This is my very first post on this website, which I find fascinating. Thanks to all the active members and team !

Two questions, related to special relativity in flat space time :

1) I have read that length contraction is occurring only in the direction parallel to the velocity. Can you prove this to me in a system where the velocity and the acceleration are not parallel ? I would accept a mathematical proof ("thought experiment") or also possible observations (for example, if you tell me that people studying accelerated particles in the LHC see a contraction only in the direction of the particles velocity but no contraction in the direction of their acceleration.)

Yes, this question arises from the Ehrenfest paradox.

2) I know that if two referential R and R' are inertial, then we have cdt^2 - dx^2 - dy^2 - dz^2 = cdt'^2 - dx'^2 - dy'^2 - dz'^2. My question is simple : is the reciprocity true ? ("if we have ds^2 = ds'^2, then R and R' are inertial"). Proofs are welcome !

Thank you so much,



SR (special relativity) accounts for physical laws in IRF's (inertial reference frames), that is no acceleration. Nevertheless an IRF can describe a particle moving along an arbitrary accelerated path. Simply you relate to the continuous set of inertial reference frames instantaneously at rest with the particle. For each of these frames the Lorentz transformation of coordinates applies. What matters is the instant velocity, not the acceleration. So the length contraction would hold according to the velocity.
$L = L' / \gamma$
$L$ length measured in the observer IRF
$L'$ proper length in the particle IRF
$\gamma = 1 / \sqrt{1 - v^2/c^2}$
$v$ velocity of the IRF instantaneously at rest with the particle
The distance or the squared distance $ds^2$ in a manifold is an invariant independent of the coordinates system. That holds for both inertial and noninertial (accelerated) reference frames.
A reference frame is inertial if the Riemann tensor vanishes everywhere (flat spacetime).

| cite | improve this answer | |
  • $\begingroup$ Thank you ! So you used the co-moving inertial frames to find this result. In SR, is this hypothesis of "continuous set of inertial frames at rest with an accelerated frame" the only one to study non inertial frames ? $\endgroup$ – François Ritter Feb 8 '18 at 17:21
  • $\begingroup$ As for what I know, in SR yes. $\endgroup$ – Michele Grosso Feb 9 '18 at 14:48

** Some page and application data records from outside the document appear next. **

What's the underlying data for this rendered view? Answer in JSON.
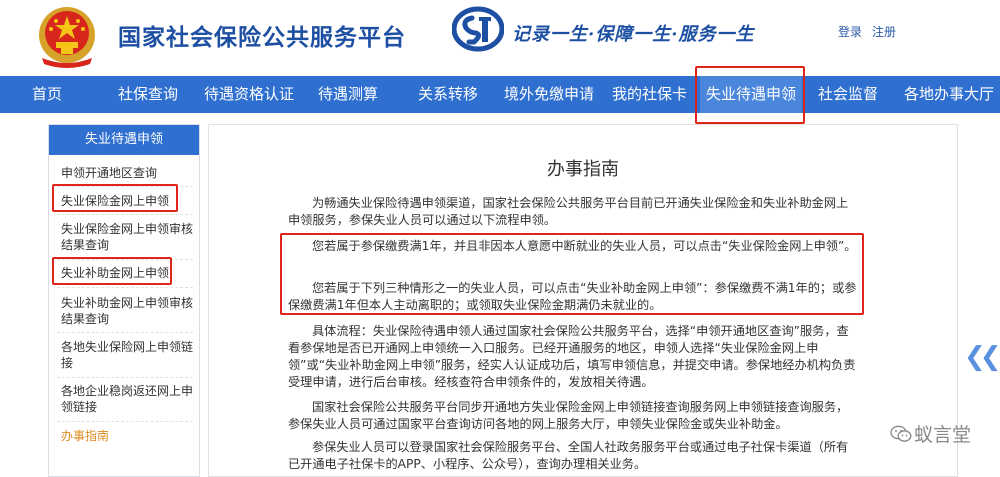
{
  "header": {
    "site_title": "国家社会保险公共服务平台",
    "slogan": "记录一生·保障一生·服务一生",
    "login": "登录",
    "register": "注册"
  },
  "nav": {
    "items": [
      "首页",
      "社保查询",
      "待遇资格认证",
      "待遇测算",
      "关系转移",
      "境外免缴申请",
      "我的社保卡",
      "失业待遇申领",
      "社会监督",
      "各地办事大厅"
    ],
    "active_index": 7
  },
  "sidebar": {
    "title": "失业待遇申领",
    "items": [
      "申领开通地区查询",
      "失业保险金网上申领",
      "失业保险金网上申领审核结果查询",
      "失业补助金网上申领",
      "失业补助金网上申领审核结果查询",
      "各地失业保险网上申领链接",
      "各地企业稳岗返还网上申领链接",
      "办事指南"
    ],
    "active_index": 7
  },
  "main": {
    "title": "办事指南",
    "paragraphs": [
      "为畅通失业保险待遇申领渠道，国家社会保险公共服务平台目前已开通失业保险金和失业补助金网上申领服务，参保失业人员可以通过以下流程申领。",
      "您若属于参保缴费满1年，并且非因本人意愿中断就业的失业人员，可以点击“失业保险金网上申领”。",
      "您若属于下列三种情形之一的失业人员，可以点击“失业补助金网上申领”：参保缴费不满1年的；或参保缴费满1年但本人主动离职的；或领取失业保险金期满仍未就业的。",
      "具体流程：失业保险待遇申领人通过国家社会保险公共服务平台，选择“申领开通地区查询”服务，查看参保地是否已开通网上申领统一入口服务。已经开通服务的地区，申领人选择“失业保险金网上申领”或“失业补助金网上申领”服务，经实人认证成功后，填写申领信息，并提交申请。参保地经办机构负责受理申请，进行后台审核。经核查符合申领条件的，发放相关待遇。",
      "国家社会保险公共服务平台同步开通地方失业保险金网上申领链接查询服务网上申领链接查询服务，参保失业人员可通过国家平台查询访问各地的网上服务大厅，申领失业保险金或失业补助金。",
      "参保失业人员可以登录国家社会保险服务平台、全国人社政务服务平台或通过电子社保卡渠道（所有已开通电子社保卡的APP、小程序、公众号），查询办理相关业务。"
    ]
  },
  "watermark": "蚁言堂",
  "colors": {
    "nav_bg": "#2f6fd0",
    "brand_blue": "#1d4fa3",
    "highlight_red": "#e0241b",
    "active_orange": "#e08a1e"
  }
}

Your Answer

By clicking “Post Your Answer”, you agree to our terms of service, privacy policy and cookie policy

Not the answer you're looking for? Browse other questions tagged or ask your own question.